The aim of this study was to reveal possible interspersion of a magnetic position tracking device into a cochlear implant system, which could lead to harmful signals on the implanted electrode.
Signals at the output of the speech processor’s compression stage and at the implant’s electrode were recorded and analyzed for unwanted distortion or corrupted pulses related to the presence of the magnetic tracking device.
No systematic impact of a Polhemus Liberty Latus magnetic tracking system on the output signals of an Advanced Bionics HiRes90k cochlear implant and Platinum Series speech processor was found.
The results suggest no objections for using the Polhemus Liberty Latus magnetic position tracker with the Advanced Bionics Platinum series speech processor and HiRes90k cochlear implant in research, for example, on spatial hearing. This result is likely transferable to other cochlear implants because (i) all manufacturers adhere to equally high electromagnetic interference standards and (ii) electromagnetic signals used by the transmission links of current cochlear implants and trackers differ in frequency by roughly 2 decades, making interference unlikely.

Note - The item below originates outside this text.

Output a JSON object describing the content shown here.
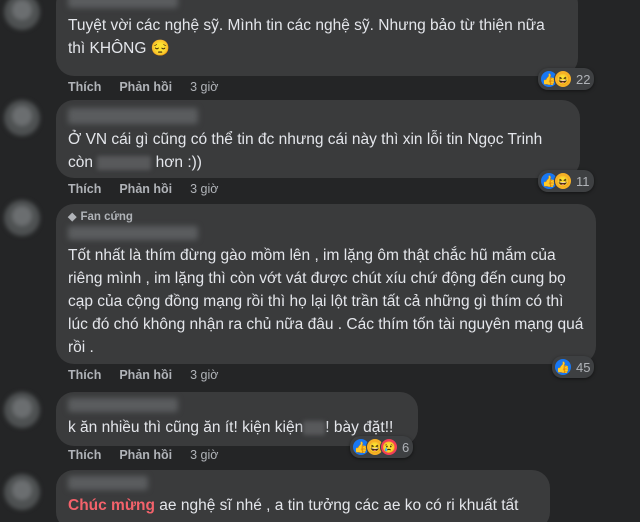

Tracking of positions in space allows innovative and intuitive experiments and magnetic trackers have become increasingly popular for research on spatial hearing. Because cochlear implant (CI) systems are susceptible to magnetic interspersion, this article aims to quantify the impact of the Polhemus Liberty Latus tracking system on an Advanced Bionics HiRes 90k CI with Platinum Series speech processor. The intention was to reveal alterations in the output signals of the CI system due to interspersion of the magnetic tracker to prevent corrupted or even harmful signals reaching the CI user. No such systematic alterations were found in the measurements.
MRC Institute of Hearing Research, Science Road, University Park, Nottingham, United Kingdom.

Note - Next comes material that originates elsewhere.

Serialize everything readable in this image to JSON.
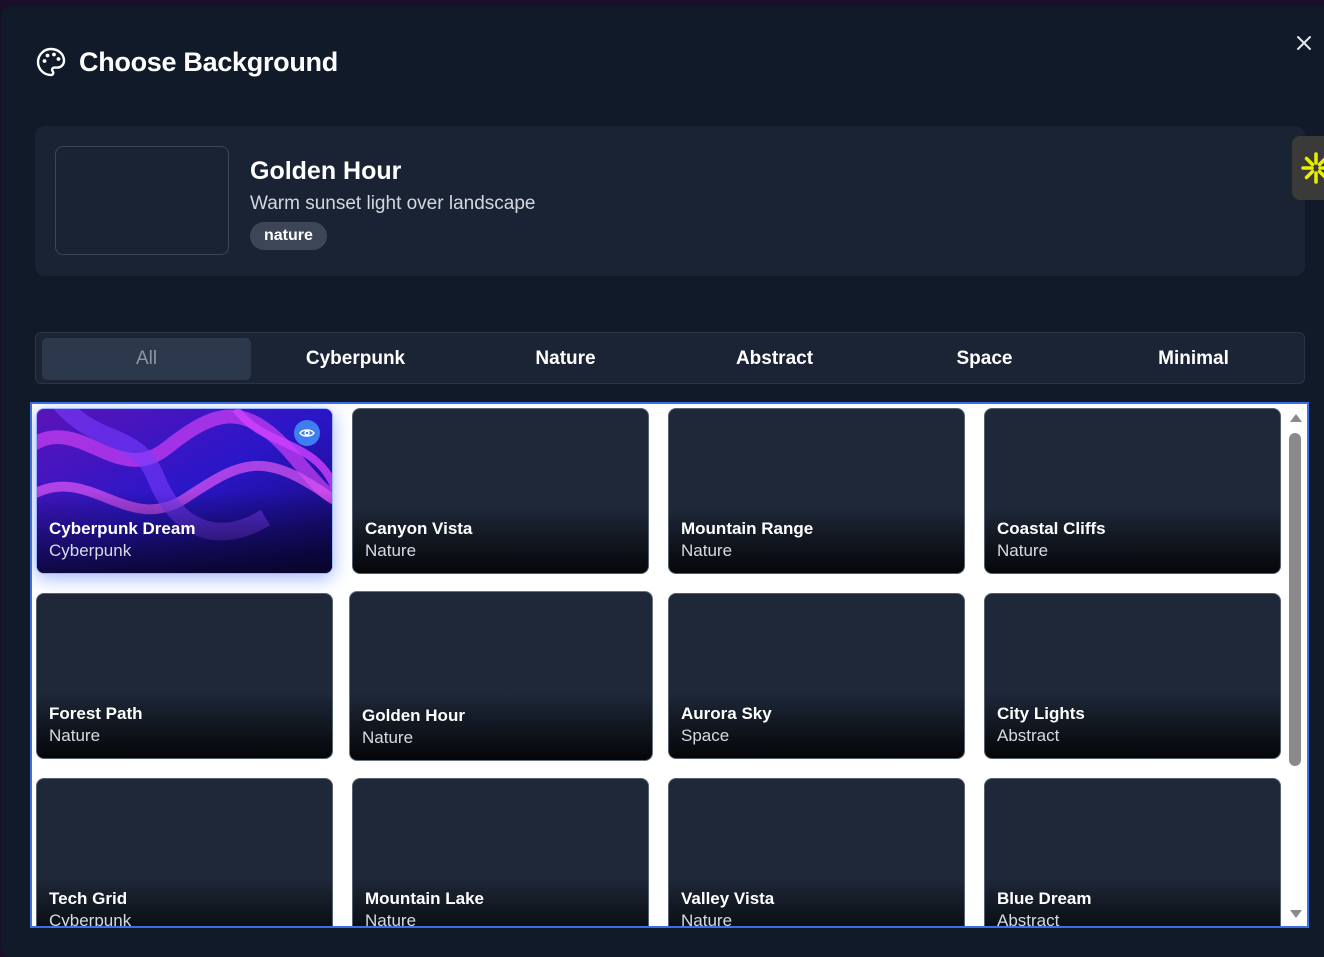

This work was funded through the intramural program of the Medical Research Council (UK).
Address for correspondence: Dr. Bernhard Seeber, MRC Institute of Hearing Research, Science Road, University Park, Nottingham NG7 2RD, United Kingdom. E-mail: firstname.lastname@example.org.
Received August 5, 2008; accepted January 19, 2009.